__PROBLEM DESCRIPTION__
The answer must consist of the records below, repeated exactly.

START DATA PROVIDED

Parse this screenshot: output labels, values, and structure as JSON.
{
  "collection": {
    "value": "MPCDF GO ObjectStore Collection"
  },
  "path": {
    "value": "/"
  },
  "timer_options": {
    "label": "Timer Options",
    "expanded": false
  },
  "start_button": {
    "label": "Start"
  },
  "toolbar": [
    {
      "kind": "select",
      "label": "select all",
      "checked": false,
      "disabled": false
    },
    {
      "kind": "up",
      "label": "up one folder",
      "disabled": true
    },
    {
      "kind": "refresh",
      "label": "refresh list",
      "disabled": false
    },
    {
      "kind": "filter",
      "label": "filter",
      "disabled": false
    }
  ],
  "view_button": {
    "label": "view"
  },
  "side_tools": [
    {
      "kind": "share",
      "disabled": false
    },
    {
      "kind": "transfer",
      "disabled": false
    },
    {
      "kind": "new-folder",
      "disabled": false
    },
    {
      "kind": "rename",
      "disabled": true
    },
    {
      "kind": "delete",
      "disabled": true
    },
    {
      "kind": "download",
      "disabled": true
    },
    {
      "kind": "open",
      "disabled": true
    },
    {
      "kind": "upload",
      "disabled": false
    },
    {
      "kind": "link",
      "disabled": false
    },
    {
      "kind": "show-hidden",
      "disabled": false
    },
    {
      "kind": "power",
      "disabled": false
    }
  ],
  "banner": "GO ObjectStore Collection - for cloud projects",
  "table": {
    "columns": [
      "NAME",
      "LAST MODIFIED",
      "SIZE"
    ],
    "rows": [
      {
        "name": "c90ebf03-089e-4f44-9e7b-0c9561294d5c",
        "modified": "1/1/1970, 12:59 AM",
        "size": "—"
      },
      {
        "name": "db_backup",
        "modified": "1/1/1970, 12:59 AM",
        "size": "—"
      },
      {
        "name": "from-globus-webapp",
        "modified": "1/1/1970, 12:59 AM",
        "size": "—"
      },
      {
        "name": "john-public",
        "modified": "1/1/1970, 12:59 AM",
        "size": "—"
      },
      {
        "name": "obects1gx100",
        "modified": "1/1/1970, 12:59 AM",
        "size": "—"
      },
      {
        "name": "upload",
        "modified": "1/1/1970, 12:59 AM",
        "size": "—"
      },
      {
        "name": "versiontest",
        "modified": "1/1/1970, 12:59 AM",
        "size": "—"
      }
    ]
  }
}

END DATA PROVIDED

__TASK OUTPUT__
Parse this screenshot: output labels, values, and structure as JSON.
{
  "collection": {
    "value": "MPCDF GO ObjectStore Collection"
  },
  "path": {
    "value": "/"
  },
  "timer_options": {
    "label": "Timer Options",
    "expanded": false
  },
  "start_button": {
    "label": "Start"
  },
  "toolbar": [
    {
      "kind": "select",
      "label": "select all",
      "checked": false,
      "disabled": false
    },
    {
      "kind": "up",
      "label": "up one folder",
      "disabled": true
    },
    {
      "kind": "refresh",
      "label": "refresh list",
      "disabled": false
    },
    {
      "kind": "filter",
      "label": "filter",
      "disabled": false
    }
  ],
  "view_button": {
    "label": "view"
  },
  "side_tools": [
    {
      "kind": "share",
      "disabled": false
    },
    {
      "kind": "transfer",
      "disabled": false
    },
    {
      "kind": "new-folder",
      "disabled": false
    },
    {
      "kind": "rename",
      "disabled": true
    },
    {
      "kind": "delete",
      "disabled": true
    },
    {
      "kind": "download",
      "disabled": true
    },
    {
      "kind": "open",
      "disabled": true
    },
    {
      "kind": "upload",
      "disabled": false
    },
    {
      "kind": "link",
      "disabled": false
    },
    {
      "kind": "show-hidden",
      "disabled": false
    },
    {
      "kind": "power",
      "disabled": false
    }
  ],
  "banner": "GO ObjectStore Collection - for cloud projects",
  "table": {
    "columns": [
      "NAME",
      "LAST MODIFIED",
      "SIZE"
    ],
    "rows": [
      {
        "name": "c90ebf03-089e-4f44-9e7b-0c9561294d5c",
        "modified": "1/1/1970, 12:59 AM",
        "size": "—"
      },
      {
        "name": "db_backup",
        "modified": "1/1/1970, 12:59 AM",
        "size": "—"
      },
      {
        "name": "from-globus-webapp",
        "modified": "1/1/1970, 12:59 AM",
        "size": "—"
      },
      {
        "name": "john-public",
        "modified": "1/1/1970, 12:59 AM",
        "size": "—"
      },
      {
        "name": "obects1gx100",
        "modified": "1/1/1970, 12:59 AM",
        "size": "—"
      },
      {
        "name": "upload",
        "modified": "1/1/1970, 12:59 AM",
        "size": "—"
      },
      {
        "name": "versiontest",
        "modified": "1/1/1970, 12:59 AM",
        "size": "—"
      }
    ]
  }
}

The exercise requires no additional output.